Yesterday Autumn found herself bored and with a lump of free time, and she was gracious enough to give me a ring to see if I would join her company at the coffee house once I got out of work. Not meaning to come off as desperate (but totally doing so in spades), I informed her that I would leave work that very moment, drop my car off at home and be right there. Autumn ends up being the subject of my coffee house shenanigans fairly often. We were good friends in high school and continue to be uniquely awkward to the rest of our tribe of friends, but we both like out on-the-line outsider stance and appreciate one another for walking that line. Usually I come by her by chance as she's sipping a latte and reading a book. On this occasion she was specifically pleased with what she'd done with her hair that morning and, knowing she'd probably never manage the same "do" again by intent, aimed to not only play our weekly game of pastime catch-up, but to also have her "do" immortalized by the lens. I was certainly not one to object.

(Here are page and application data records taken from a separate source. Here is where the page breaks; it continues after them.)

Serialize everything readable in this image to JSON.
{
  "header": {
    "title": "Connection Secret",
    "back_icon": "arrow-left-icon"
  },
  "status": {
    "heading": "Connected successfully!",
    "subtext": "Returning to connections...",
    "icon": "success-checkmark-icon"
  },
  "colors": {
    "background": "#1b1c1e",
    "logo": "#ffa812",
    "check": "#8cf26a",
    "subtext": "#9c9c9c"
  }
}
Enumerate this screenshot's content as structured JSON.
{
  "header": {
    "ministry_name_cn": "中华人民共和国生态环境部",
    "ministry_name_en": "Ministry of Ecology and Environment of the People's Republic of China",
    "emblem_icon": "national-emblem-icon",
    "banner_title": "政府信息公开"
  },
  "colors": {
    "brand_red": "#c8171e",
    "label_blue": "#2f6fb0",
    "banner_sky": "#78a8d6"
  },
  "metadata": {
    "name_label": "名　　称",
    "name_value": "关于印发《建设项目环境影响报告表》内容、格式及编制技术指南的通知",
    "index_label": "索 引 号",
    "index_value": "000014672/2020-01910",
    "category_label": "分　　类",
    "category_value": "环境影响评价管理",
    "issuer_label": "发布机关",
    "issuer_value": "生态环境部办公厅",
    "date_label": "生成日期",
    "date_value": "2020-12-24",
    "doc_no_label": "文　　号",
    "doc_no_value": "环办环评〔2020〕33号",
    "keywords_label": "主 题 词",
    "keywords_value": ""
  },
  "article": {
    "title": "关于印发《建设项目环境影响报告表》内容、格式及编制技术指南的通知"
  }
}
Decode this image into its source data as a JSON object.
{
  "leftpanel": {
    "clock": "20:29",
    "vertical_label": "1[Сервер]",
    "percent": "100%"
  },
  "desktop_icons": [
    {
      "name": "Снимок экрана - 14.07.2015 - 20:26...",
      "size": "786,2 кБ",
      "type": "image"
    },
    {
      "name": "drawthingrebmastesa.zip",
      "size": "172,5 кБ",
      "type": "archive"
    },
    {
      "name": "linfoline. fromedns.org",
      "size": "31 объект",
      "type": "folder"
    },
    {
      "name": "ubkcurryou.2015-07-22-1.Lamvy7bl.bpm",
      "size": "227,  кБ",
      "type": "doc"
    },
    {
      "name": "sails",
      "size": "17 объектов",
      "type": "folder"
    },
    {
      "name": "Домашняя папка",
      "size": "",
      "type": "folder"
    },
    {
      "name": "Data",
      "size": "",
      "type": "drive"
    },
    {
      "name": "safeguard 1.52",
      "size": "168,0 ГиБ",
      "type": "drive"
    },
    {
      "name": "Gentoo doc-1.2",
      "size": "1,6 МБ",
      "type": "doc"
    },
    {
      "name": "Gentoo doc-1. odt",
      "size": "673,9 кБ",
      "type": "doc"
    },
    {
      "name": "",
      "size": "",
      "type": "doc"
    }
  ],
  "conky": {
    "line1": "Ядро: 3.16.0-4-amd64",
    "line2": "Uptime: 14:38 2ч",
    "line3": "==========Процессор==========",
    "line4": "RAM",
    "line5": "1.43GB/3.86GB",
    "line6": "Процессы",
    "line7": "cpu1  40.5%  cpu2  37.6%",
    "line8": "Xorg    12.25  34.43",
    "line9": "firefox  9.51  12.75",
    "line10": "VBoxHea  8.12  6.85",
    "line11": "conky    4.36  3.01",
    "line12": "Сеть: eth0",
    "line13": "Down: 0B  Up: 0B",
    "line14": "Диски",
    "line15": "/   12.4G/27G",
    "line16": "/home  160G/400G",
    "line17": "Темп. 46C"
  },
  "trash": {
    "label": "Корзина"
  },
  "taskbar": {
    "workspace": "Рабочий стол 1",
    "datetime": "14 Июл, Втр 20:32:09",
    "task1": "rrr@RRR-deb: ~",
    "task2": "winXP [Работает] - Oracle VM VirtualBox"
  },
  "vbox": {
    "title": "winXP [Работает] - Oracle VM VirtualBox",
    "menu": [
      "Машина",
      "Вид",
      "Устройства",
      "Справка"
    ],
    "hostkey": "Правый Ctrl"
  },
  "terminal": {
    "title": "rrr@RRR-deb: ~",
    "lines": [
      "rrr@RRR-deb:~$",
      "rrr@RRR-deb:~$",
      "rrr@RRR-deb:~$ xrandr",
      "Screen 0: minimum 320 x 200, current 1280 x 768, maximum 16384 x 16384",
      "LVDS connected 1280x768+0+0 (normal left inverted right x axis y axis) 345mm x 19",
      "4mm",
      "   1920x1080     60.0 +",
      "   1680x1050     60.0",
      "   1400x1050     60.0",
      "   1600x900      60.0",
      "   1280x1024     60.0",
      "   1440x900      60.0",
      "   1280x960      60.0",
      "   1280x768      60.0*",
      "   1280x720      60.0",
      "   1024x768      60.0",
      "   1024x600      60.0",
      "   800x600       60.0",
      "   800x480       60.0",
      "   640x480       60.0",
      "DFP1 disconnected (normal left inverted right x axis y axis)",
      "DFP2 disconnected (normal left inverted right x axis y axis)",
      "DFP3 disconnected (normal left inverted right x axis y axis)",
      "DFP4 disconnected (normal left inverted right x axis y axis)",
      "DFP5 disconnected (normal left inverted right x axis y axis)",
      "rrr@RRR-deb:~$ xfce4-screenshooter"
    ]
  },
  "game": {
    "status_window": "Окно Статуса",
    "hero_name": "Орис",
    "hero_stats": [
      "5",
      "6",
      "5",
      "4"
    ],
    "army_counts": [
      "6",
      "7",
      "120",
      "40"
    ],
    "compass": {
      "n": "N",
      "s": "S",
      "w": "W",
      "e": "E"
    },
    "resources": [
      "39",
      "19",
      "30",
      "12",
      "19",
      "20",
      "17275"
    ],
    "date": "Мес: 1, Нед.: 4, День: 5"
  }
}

I'm a hair guy, after all.
On a side note, at the suggestion of a good friend I've taken to increasing my activity on Flickr, from spreading out into more groups, actually participating in those groups instead of using them as hollow photo dumps and basically using Flickr as it was always intended to be used (not just an online backup). Reluctant though I was at first, I am now thoroughly addicted to the more social aspect of Flickr. I'm bouncing from group to group actually eager to see the next post, making connections with other photographers directly, contributing suggestions and participating in thread-run topics and contests... it's a lot of fun. Wish I'd been doing this all along.
Oh, and as a side effect, my typical 40-50 views a day has suddenly rocketed to over 1000. Whoops! Who knew? :)